The watchdog that targeted payday loan providers is currently their closest friend.
The customer Financial Protection Bureau (CFPB) wished to end the loan that is payday, then it became its savior.
In 2017, the CFPB authorized guidelines that will have effortlessly killed off payday advances them today as we know. It estimated that the guidelines, that have been slated to simply simply just take impact August 2019, might have paid off loan that is payday up to 62% and automobile name loan amount up to 93%.
Earlier in the day this thirty days, however, the enemy of high-cost loan providers became its biggest supporter, announcing it would reconsider some conditions in its plan, and push down their execution until November 2020 — if they are implemented after all.
The way the CFPB planned to curtail payday lending
The cash advance company is a not at all hard one. Payday lenders provide tiny, short-term loans to borrowers whom can not hold back until their payday that is next to use of money.

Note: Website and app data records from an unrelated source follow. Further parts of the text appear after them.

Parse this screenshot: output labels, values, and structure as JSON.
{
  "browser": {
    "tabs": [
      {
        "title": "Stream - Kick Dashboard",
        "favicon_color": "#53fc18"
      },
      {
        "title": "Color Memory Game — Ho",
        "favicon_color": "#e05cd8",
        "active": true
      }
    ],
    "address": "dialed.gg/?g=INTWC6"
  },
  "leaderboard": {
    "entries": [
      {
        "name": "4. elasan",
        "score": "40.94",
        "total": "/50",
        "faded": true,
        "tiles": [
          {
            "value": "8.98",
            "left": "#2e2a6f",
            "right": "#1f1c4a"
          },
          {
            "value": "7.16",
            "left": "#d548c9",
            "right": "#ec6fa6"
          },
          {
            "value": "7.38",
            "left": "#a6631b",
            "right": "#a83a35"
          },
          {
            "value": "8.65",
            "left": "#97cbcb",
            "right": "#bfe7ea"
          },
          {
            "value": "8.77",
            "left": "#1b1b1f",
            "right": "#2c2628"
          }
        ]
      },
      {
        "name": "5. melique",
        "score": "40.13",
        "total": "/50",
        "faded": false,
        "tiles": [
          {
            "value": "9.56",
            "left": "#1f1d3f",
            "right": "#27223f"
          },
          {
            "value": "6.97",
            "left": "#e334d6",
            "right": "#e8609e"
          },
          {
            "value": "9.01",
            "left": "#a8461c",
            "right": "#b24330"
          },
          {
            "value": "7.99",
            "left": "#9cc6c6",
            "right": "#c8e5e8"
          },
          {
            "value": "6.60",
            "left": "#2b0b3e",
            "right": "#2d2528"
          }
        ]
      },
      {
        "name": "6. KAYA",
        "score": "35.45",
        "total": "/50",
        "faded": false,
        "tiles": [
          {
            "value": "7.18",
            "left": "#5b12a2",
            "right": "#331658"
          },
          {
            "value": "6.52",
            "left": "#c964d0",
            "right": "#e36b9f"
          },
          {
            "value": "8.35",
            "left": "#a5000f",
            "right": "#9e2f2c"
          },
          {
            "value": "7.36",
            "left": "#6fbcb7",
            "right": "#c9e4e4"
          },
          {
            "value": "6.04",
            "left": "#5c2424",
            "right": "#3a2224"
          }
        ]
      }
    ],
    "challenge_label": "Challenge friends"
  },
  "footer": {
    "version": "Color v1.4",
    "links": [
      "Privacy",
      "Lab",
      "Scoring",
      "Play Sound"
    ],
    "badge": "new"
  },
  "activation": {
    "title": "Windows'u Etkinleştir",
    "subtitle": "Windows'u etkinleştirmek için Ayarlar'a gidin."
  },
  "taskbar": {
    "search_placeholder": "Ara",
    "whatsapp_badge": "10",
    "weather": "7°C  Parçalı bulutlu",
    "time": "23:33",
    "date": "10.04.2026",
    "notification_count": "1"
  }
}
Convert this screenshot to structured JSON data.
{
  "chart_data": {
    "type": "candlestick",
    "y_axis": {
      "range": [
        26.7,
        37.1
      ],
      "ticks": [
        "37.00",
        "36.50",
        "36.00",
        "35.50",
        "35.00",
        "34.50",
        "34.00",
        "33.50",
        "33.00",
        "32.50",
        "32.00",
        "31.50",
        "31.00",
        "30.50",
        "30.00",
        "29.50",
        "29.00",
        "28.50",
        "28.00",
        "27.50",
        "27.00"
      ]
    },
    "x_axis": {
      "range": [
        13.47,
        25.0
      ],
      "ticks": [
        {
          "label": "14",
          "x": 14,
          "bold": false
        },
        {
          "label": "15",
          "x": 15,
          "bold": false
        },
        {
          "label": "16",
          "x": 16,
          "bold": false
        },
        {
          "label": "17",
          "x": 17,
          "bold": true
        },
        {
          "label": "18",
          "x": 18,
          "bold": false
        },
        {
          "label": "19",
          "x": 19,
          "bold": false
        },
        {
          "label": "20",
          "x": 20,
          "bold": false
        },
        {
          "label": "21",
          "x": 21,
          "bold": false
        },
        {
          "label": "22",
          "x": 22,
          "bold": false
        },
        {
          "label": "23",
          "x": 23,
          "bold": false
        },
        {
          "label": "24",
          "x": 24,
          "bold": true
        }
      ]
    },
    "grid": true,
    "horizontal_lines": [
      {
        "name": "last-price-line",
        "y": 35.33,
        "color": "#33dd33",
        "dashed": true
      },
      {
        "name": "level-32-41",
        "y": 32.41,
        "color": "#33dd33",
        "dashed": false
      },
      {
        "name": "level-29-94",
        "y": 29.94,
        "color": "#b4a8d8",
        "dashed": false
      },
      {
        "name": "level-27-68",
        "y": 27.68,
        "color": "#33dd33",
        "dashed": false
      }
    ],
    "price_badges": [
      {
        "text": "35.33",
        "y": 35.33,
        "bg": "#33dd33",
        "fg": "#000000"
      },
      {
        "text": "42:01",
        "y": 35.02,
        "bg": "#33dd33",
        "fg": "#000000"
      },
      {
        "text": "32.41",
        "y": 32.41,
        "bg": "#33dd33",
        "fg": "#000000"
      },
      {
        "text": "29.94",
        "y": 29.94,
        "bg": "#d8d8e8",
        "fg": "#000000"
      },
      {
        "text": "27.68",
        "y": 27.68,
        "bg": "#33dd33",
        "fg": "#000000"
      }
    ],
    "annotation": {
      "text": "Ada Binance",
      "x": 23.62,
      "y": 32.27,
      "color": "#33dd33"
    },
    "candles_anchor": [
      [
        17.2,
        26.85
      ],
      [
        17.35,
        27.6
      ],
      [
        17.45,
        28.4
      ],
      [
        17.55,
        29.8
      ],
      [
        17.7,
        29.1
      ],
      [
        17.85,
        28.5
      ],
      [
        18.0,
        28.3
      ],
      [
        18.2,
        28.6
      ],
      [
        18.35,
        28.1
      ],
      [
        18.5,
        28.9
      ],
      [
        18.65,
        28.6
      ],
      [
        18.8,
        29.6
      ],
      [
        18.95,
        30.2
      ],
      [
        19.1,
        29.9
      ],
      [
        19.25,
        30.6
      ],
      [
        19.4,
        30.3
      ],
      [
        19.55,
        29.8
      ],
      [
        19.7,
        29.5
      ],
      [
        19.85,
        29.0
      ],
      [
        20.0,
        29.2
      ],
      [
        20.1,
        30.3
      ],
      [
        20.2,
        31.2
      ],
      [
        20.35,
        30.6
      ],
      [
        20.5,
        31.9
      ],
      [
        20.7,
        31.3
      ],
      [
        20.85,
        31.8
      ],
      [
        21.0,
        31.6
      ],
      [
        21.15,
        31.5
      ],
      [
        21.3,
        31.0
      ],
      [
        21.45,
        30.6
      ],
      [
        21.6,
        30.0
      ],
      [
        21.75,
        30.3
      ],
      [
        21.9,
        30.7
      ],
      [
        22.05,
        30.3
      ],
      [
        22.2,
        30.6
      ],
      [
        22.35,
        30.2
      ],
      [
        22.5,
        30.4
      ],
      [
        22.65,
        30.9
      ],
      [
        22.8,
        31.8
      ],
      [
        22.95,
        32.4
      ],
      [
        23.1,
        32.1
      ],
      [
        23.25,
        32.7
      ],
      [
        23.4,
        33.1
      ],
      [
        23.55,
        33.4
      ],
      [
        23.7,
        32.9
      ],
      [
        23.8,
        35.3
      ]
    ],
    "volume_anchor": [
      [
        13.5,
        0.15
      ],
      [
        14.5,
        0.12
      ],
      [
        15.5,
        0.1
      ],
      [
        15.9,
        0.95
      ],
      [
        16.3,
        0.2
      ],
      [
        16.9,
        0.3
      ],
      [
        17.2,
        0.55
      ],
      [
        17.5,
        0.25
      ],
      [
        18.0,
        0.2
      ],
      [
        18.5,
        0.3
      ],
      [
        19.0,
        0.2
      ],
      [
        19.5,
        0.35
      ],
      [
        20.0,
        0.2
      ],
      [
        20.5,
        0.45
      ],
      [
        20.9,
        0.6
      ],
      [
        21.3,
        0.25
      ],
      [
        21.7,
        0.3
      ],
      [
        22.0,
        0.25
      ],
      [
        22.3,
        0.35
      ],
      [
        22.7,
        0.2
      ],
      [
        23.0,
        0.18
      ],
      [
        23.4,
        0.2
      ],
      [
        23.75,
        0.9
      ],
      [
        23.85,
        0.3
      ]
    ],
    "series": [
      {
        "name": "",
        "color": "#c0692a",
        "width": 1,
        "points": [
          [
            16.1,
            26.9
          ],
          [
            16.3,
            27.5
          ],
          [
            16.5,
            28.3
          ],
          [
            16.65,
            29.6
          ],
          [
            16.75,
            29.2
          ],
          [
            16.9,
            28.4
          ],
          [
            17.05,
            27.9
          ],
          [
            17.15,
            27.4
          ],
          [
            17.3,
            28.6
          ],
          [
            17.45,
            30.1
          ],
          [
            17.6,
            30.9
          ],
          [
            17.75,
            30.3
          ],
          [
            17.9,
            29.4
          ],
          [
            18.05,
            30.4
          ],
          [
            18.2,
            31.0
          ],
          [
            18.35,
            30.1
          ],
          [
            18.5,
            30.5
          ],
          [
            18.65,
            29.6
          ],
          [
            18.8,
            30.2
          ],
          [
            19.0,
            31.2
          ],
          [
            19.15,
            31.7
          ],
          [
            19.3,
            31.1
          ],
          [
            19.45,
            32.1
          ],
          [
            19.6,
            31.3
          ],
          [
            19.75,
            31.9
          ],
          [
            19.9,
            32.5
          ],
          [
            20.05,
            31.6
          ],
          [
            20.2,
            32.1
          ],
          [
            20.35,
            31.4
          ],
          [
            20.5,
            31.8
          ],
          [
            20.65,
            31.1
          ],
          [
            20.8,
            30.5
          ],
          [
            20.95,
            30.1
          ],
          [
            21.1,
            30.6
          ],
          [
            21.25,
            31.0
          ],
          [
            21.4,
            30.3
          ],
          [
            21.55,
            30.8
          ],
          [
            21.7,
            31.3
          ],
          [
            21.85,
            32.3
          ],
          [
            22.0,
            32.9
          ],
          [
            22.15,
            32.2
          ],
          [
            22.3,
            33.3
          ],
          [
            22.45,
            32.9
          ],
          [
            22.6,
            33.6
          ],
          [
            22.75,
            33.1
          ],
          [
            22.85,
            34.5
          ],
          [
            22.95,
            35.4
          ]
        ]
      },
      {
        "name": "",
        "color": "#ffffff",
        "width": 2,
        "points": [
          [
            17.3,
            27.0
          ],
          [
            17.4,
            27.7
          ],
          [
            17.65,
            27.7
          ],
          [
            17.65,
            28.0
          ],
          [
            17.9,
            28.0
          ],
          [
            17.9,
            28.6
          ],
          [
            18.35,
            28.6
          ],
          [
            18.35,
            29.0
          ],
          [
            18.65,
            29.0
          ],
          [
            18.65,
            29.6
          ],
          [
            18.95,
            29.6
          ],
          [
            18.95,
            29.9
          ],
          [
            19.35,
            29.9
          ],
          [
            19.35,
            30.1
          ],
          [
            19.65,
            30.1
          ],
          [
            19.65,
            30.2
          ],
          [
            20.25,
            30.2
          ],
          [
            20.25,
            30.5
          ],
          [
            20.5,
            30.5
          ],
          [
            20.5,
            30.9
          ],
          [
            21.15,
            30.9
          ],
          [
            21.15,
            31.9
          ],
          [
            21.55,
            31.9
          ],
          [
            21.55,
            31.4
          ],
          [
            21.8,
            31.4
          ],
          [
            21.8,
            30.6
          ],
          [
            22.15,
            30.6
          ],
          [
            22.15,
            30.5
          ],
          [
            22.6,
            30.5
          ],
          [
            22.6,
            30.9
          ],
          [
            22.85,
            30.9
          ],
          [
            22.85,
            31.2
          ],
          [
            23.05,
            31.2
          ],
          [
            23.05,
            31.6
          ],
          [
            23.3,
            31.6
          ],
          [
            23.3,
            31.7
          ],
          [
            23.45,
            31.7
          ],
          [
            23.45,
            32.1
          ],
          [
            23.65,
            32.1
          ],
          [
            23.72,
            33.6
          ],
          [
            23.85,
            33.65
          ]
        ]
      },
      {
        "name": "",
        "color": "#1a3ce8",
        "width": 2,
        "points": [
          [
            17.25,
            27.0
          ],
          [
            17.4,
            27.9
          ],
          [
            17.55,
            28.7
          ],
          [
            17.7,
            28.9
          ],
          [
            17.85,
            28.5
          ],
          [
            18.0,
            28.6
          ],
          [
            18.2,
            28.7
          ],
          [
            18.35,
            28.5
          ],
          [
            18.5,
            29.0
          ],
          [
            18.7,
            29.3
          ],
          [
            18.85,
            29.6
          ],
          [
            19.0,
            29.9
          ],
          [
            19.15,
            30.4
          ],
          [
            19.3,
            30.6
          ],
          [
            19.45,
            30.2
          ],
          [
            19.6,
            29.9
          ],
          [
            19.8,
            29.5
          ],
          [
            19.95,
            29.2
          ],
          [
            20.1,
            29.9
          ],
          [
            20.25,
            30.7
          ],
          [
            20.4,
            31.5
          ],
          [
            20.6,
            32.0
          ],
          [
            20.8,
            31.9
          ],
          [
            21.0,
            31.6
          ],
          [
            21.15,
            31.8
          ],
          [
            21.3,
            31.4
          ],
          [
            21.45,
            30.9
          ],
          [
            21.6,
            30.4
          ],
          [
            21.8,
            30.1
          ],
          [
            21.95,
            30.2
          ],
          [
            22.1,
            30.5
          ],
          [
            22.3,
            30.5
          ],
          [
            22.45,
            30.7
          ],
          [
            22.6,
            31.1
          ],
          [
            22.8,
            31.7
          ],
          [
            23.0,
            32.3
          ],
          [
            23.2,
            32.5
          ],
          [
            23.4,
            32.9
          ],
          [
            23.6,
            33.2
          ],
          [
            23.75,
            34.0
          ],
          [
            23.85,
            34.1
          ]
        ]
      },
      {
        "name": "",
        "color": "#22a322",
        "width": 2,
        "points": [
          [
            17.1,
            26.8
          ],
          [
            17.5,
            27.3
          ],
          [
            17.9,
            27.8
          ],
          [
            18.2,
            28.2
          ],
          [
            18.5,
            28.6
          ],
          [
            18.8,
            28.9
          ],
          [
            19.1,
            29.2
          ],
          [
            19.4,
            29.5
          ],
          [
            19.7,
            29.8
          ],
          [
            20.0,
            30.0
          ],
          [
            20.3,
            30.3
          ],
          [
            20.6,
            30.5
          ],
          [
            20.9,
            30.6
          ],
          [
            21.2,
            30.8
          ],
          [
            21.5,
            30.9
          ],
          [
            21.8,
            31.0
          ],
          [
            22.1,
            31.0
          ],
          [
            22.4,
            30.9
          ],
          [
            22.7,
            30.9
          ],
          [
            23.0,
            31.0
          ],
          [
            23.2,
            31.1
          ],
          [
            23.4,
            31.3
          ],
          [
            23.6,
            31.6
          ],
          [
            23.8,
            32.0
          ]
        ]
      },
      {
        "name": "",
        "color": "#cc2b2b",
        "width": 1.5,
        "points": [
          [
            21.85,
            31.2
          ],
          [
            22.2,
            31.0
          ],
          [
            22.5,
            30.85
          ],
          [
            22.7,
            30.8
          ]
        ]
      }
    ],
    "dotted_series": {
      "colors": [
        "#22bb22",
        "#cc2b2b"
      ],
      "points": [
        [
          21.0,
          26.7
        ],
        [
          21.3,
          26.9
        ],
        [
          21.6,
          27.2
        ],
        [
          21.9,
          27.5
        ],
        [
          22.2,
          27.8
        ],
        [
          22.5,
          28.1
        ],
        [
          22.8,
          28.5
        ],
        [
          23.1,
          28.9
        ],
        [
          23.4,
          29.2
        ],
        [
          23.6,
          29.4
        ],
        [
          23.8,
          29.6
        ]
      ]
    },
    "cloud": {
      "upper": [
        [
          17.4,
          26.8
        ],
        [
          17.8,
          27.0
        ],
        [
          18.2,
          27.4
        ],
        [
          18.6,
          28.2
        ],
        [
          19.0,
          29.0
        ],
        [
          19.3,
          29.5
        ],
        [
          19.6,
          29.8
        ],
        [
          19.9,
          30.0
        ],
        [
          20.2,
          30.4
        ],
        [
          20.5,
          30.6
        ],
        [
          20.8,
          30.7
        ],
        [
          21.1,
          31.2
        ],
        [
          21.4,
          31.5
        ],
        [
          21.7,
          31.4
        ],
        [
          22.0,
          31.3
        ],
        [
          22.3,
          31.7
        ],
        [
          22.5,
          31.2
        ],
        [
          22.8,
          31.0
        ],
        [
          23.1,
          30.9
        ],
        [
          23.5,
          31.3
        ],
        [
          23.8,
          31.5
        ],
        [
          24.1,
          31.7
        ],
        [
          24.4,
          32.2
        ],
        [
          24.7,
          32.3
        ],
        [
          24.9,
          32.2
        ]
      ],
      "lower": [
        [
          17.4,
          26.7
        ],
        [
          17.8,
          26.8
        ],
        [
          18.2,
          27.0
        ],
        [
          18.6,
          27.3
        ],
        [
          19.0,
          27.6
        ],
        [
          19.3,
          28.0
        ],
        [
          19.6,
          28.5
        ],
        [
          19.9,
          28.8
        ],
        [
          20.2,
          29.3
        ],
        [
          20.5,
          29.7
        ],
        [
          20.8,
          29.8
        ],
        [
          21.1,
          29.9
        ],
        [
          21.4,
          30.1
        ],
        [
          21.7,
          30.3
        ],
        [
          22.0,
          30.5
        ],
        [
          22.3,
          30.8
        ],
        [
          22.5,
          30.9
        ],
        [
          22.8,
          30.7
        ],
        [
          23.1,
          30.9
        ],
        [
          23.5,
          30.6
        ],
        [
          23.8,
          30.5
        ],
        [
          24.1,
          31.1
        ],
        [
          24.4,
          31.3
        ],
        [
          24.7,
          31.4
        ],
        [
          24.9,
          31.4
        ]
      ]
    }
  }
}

The standard cash advance is sized at about $350, and repaid two to a month later on, they operate though it varies by the lender and the state in which.
Payday lenders skirt usury guidelines by evaluating the majority of their costs as costs, perhaps maybe perhaps not interest. In Mississippi, for instance, a debtor could easily get a $100 advance until their next payday, agreeing to settle the main and a finance cost of $20 a couple of weeks later on. That means an APR of 521%.
Tall interest that is effective enable cash advance organizations to provide to simply about anyone. Numerous borrowers ultimately default, but people who do repay their loans more than buy people who cannot.
The title for the game is amount. Payday loan providers run away from high-traffic storefronts, usually in low-income areas, therefore a lender might require a huge selection of effective loans simply to protect the rent re re payment.
Obviously, to finish the industry, the CFPB had to reduce steadily the pool of prospective borrowers. To achieve that, it required underwriting requirements that will allow it to be more challenging for borrowers to be eligible for a that loan within the beginning. Especially, the CFPB’s plan would need loan providers to confirm borrowers’ incomes, get credit file, and project the borrowers’ earnings after fundamental cost of living to look for the borrowers’ capability to repay.
Easily put, loan providers would simply be in a position to expand loans to individuals who could manage to spend them straight straight back, which can be a challenge for a market that produces its cash mainly from borrowers’ incapacity to repay whatever they owe in a prompt fashion, if after all.
Payday advances gradually strain borrowers
Inevitably, many borrowers whom sign up for a payday loan end up in the “treadmill machine” of repaying their loans by firmly taking down just one more loan, never ever having money that is enough break out the cycle of high costs and interest costs. One $100 loan could develop into a series that is never-ending of20 or $30 re re payments every a couple of weeks, re payments which cover just the charges and interest, but never ever the key.
The CFPB recommended that “borrowers wind up taking out fully at the least four loans in a line 43 to 50 % of this time, taking right out at the least seven loans in a line 27 to 33 per cent of times, and taking out fully at the very least 10 loans in a line 19 to 24 per cent of that time.”
On the way, borrowers sustain other expenses, including overdraft fees and inadequate funds (NSF) costs whenever automated loan re payments fail because their bank records are empty. Over an 18-month observation amount of online payday borrowers, the CFPB discovered that 50 % of all payday borrowers sustain an inadequate funds (NSF) fee, resulting in on average $185 in fees, although the CFPB don’t quantify exactly what percentage regarding the costs had been directly associated with failed loan repayments.
The CFPB relayed the findings of 1 research, which unearthed that individuals who see brick-and-mortar loan that is payday have actually the average credit history of 532, which shows the industry’s prototypical client is currently later on other responsibilities if they walk through badcreditloanzone.com/payday-loans-ut/ the doorways. Getting that loan from a bank that is traditional credit union to refinance an online payday loan is impossible for most regarding the payment treadmill.
The politics of customer security
There isn’t any preventing the politics which can be inherent when you look at the CFPB’s decision-making. During their 2008 presidential campaign, Barack Obama made duplicated claims about managing the cash advance industry. Their management delivered on that promise, while the industry was studied by the CFPB for six years before installation of a roadmap that is presently being unwound.
The CFPB will gut almost all of the rules it formerly desired, making only modest changes to payday financing practices. The main one guideline that stays effects loan providers’ number of loan payments. Many borrowers spend by automated bank drafts. Beneath the rule that is new after two failed withdrawal efforts, loan providers would need to get authorization for almost any additional withdrawal efforts.
That guideline may help borrowers avoid duplicated overdraft costs, nonetheless it won’t protect borrowers through the pay day loans that got them here into the place that is first.